A teenager from a deprived home in Dundee is 11 times less likely to get the grades to go to university than a more affluent classmate, new figures suggest.
Just 1.4% of the poorest students in Dundee achieved at least three Higher A grades last year, compared with 15.8% of the richest, data reveals.
In Fife the only area in Scotland to see a slump in performance for children from all backgrounds only 2% of the poorest scored three As, while 15.6% of its best off pupils achieved the feat.
Both have among the worst figures in Scotland for deprived teenagers getting the very highest grades, at a time when the SNP is coming under pressure to close the attainment gap and get more low income youngsters to university.
Tory leader Ruth Davidson said the SNP had “completely failed” in giving opportunities to the poorest.
Ms Sturgeon told her the gap has closed in some areas, such as level 5 qualifications, but added: “That progress is not enough for me, and I would not expect it to be enough for anyone.”
Stewart Hunter, the education convener at Dundee City Council, said closing the attainment gap is “one of our biggest challenges” and there are short and long term strategies in place.
He added: “We are starting to see progress be made. It is disappointing that once again we have an opposition party making partisan comments because there is an election coming up.”

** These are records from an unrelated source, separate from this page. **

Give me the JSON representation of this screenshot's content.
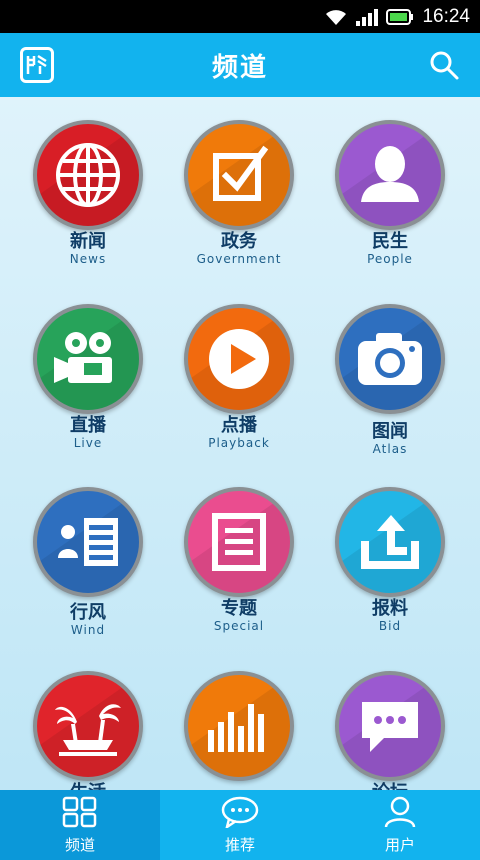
{
  "status_bar": {
    "time": "16:24"
  },
  "header": {
    "title": "频道"
  },
  "tiles": [
    {
      "cn": "新闻",
      "en": "News",
      "icon": "globe-icon",
      "color": "#d81e26"
    },
    {
      "cn": "政务",
      "en": "Government",
      "icon": "checkbox-icon",
      "color": "#f07a0a"
    },
    {
      "cn": "民生",
      "en": "People",
      "icon": "person-icon",
      "color": "#9b59d0"
    },
    {
      "cn": "直播",
      "en": "Live",
      "icon": "video-camera-icon",
      "color": "#27a35a"
    },
    {
      "cn": "点播",
      "en": "Playback",
      "icon": "play-icon",
      "color": "#f26a0e"
    },
    {
      "cn": "图闻",
      "en": "Atlas",
      "icon": "camera-icon",
      "color": "#2e6fbf"
    },
    {
      "cn": "行风",
      "en": "Wind",
      "icon": "contact-card-icon",
      "color": "#2e6fbf"
    },
    {
      "cn": "专题",
      "en": "Special",
      "icon": "document-icon",
      "color": "#ea4d8f"
    },
    {
      "cn": "报料",
      "en": "Bid",
      "icon": "upload-icon",
      "color": "#22b6e6"
    },
    {
      "cn": "生活",
      "en": "",
      "icon": "palm-tree-icon",
      "color": "#e0242b"
    },
    {
      "cn": "",
      "en": "",
      "icon": "bar-chart-icon",
      "color": "#f07a0a"
    },
    {
      "cn": "论坛",
      "en": "",
      "icon": "chat-bubble-icon",
      "color": "#9b59d0"
    }
  ],
  "tabbar": {
    "items": [
      {
        "label": "频道",
        "icon": "grid-icon",
        "active": true
      },
      {
        "label": "推荐",
        "icon": "speech-bubble-icon",
        "active": false
      },
      {
        "label": "用户",
        "icon": "user-icon",
        "active": false
      }
    ]
  }
}
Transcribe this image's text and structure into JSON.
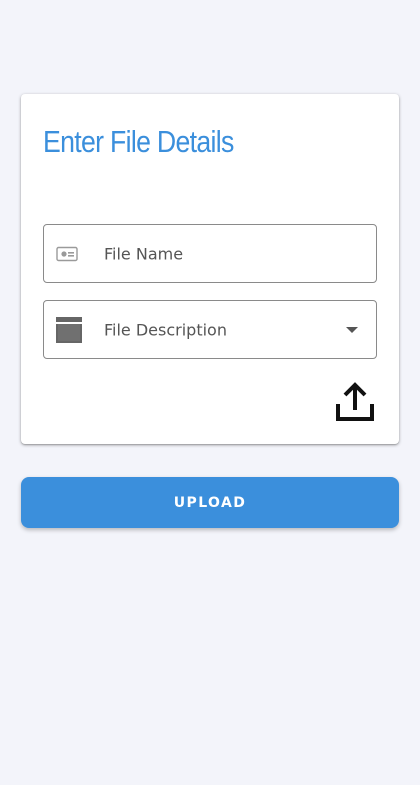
{
  "form": {
    "title": "Enter File Details",
    "file_name": {
      "placeholder": "File Name",
      "value": "",
      "icon": "badge-icon"
    },
    "file_description": {
      "placeholder": "File Description",
      "selected": "",
      "icon": "web-asset-icon",
      "dropdown_icon": "arrow-drop-down-icon"
    },
    "share_icon": "upload-share-icon"
  },
  "actions": {
    "upload_label": "UPLOAD"
  },
  "colors": {
    "accent": "#3b8fdc",
    "background": "#f3f4fa",
    "card": "#ffffff",
    "field_border": "#8a8a8a",
    "icon_gray": "#666666"
  }
}
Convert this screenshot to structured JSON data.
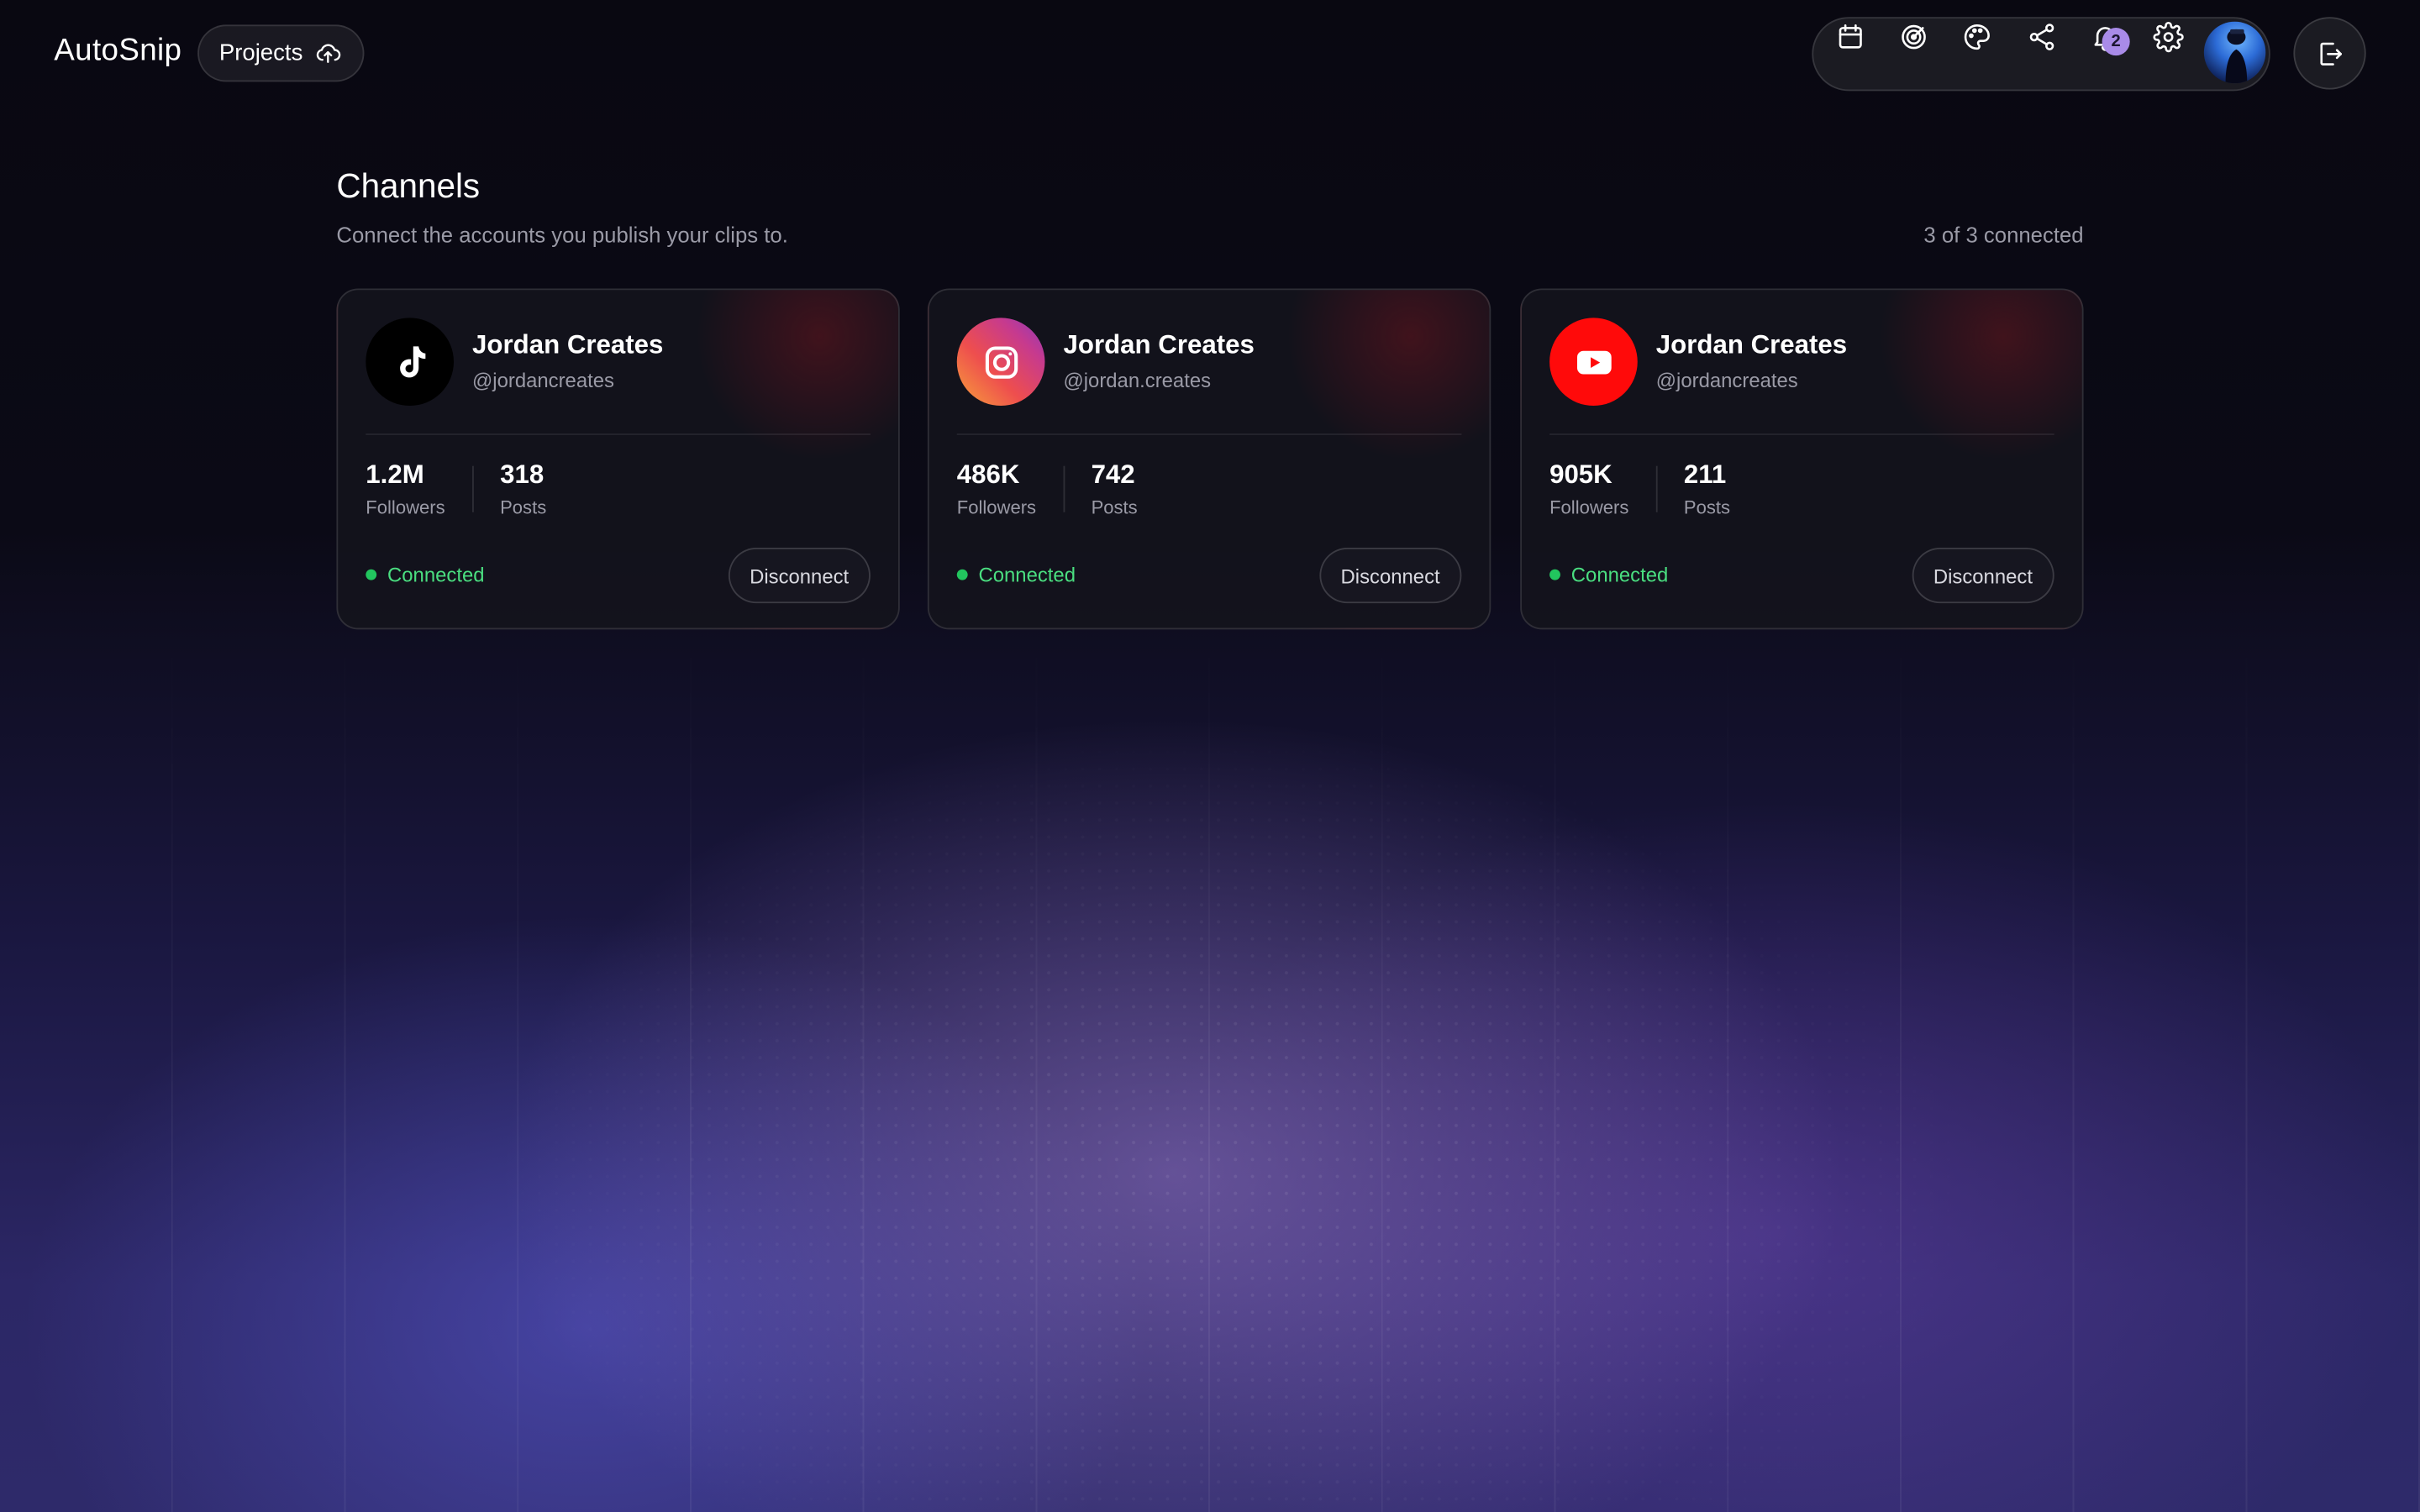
{
  "header": {
    "brand": "AutoSnip",
    "projects_label": "Projects",
    "toolbar_icons": [
      "calendar-icon",
      "radar-icon",
      "palette-icon",
      "share-icon",
      "bell-icon",
      "gear-icon"
    ],
    "notification_count": "2"
  },
  "page": {
    "title": "Channels",
    "subtitle": "Connect the accounts you publish your clips to.",
    "connected_count": "3 of 3 connected"
  },
  "channels": [
    {
      "platform_icon": "tiktok-icon",
      "name": "Jordan Creates",
      "handle": "@jordancreates",
      "followers": "1.2M",
      "followers_label": "Followers",
      "posts": "318",
      "posts_label": "Posts",
      "status": "Connected",
      "action": "Disconnect"
    },
    {
      "platform_icon": "instagram-icon",
      "name": "Jordan Creates",
      "handle": "@jordan.creates",
      "followers": "486K",
      "followers_label": "Followers",
      "posts": "742",
      "posts_label": "Posts",
      "status": "Connected",
      "action": "Disconnect"
    },
    {
      "platform_icon": "youtube-icon",
      "name": "Jordan Creates",
      "handle": "@jordancreates",
      "followers": "905K",
      "followers_label": "Followers",
      "posts": "211",
      "posts_label": "Posts",
      "status": "Connected",
      "action": "Disconnect"
    }
  ],
  "colors": {
    "status_connected": "#22c55e",
    "notification_badge": "#a98be8",
    "youtube_red": "#ff0a0a"
  }
}
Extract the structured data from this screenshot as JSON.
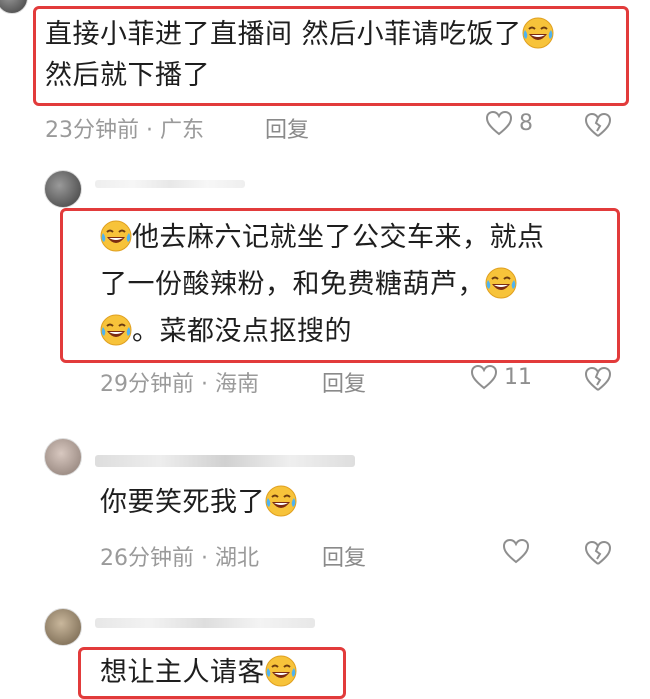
{
  "comments": [
    {
      "lines": [
        "直接小菲进了直播间 然后小菲请吃饭了",
        "然后就下播了"
      ],
      "emoji_name": "laughing-crying-emoji",
      "time": "23分钟前",
      "location": "广东",
      "reply_label": "回复",
      "likes": "8"
    },
    {
      "lines": [
        "他去麻六记就坐了公交车来，就点",
        "了一份酸辣粉，和免费糖葫芦，",
        "。菜都没点抠搜的"
      ],
      "emoji_name": "laughing-crying-emoji",
      "time": "29分钟前",
      "location": "海南",
      "reply_label": "回复",
      "likes": "11"
    },
    {
      "lines": [
        "你要笑死我了"
      ],
      "emoji_name": "laughing-crying-emoji",
      "time": "26分钟前",
      "location": "湖北",
      "reply_label": "回复",
      "likes": ""
    },
    {
      "lines": [
        "想让主人请客"
      ],
      "emoji_name": "laughing-crying-emoji"
    }
  ],
  "meta_separator": "·",
  "icons": {
    "like": "heart-outline-icon",
    "dislike": "broken-heart-icon"
  },
  "colors": {
    "highlight": "#e23b3b",
    "meta_text": "#9a9a9a"
  }
}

Fife Council’s head of education, Derek Brown, said: “The problem with the data presented in the report is that it looks at a change over a single year for a particular indicator affecting a small number of young people, which makes the data volatile and difficult to interpret without context. It is also now out of date. Significant improvements in 2015 place it in a context.”